This is an important lesson to keep in mind tonight, as we celebrate Celebrate President Lincoln's constitutional legacy, and in particular, his role in the ratification of the 13th amendment to our Constitution, as well as over the next five years, as we celebrate the 150th anniversary of the key amendments that President Lincoln and his generation fought to secure for us: the 13th, 14th and 15th amendments.
Tonight, we celebrate President Lincoln and his important role in the passage of the 13th Amendment, which ended slavery. He secured congressional approval of the amendment on January 31, 1865. He took the unusual step of signing it the very next day, calling it "a king's cure for the evil of slavery." Neither the 13th amendment, nor the 14th and 15th amendments get the kind of attention they deserve. But they contain some of the most important and inspiring passages in our Constitution. They gave the nation what President Lincoln promised in Gettysburg: "A new birth of freedom." It's little wonder that scholars often refer to them as "our nation's second founding." They deserve a place at the center of the American constitutional story.

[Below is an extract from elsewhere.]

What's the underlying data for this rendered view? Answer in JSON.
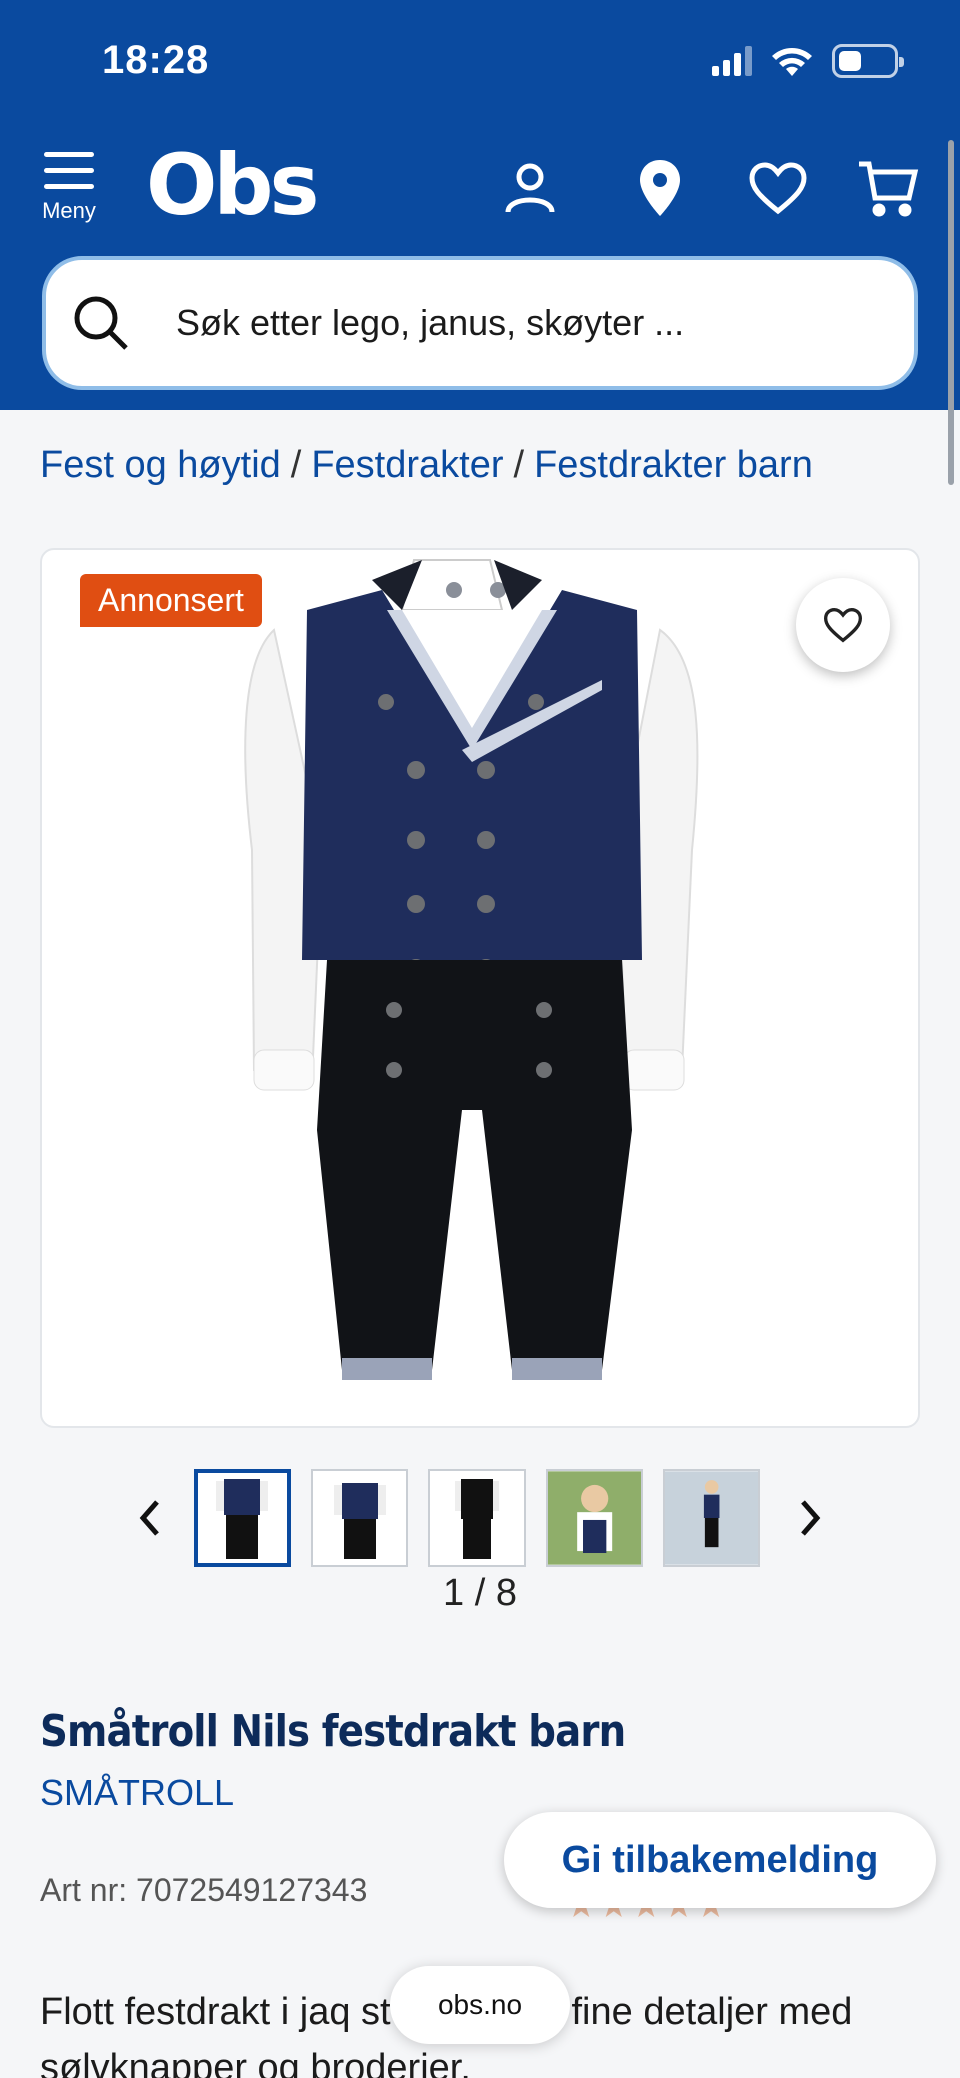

Over the next five years, I'll be working with the National Constitution Center and Constitutional Accountability Center to organize a celebration of this second founding. And this larger celebration will continue through February 2020, the anniversary of the ratification of the 15th amendment. Indeed, I'm delighted to serve as its honorary chair. Now, thank you so much for being here tonight. Even though I couldn't join you in person, I hope you will join me over the next five years in helping to build a celebration that's worthy of the constitutional achievements of President Lincoln and his generation. Thank you.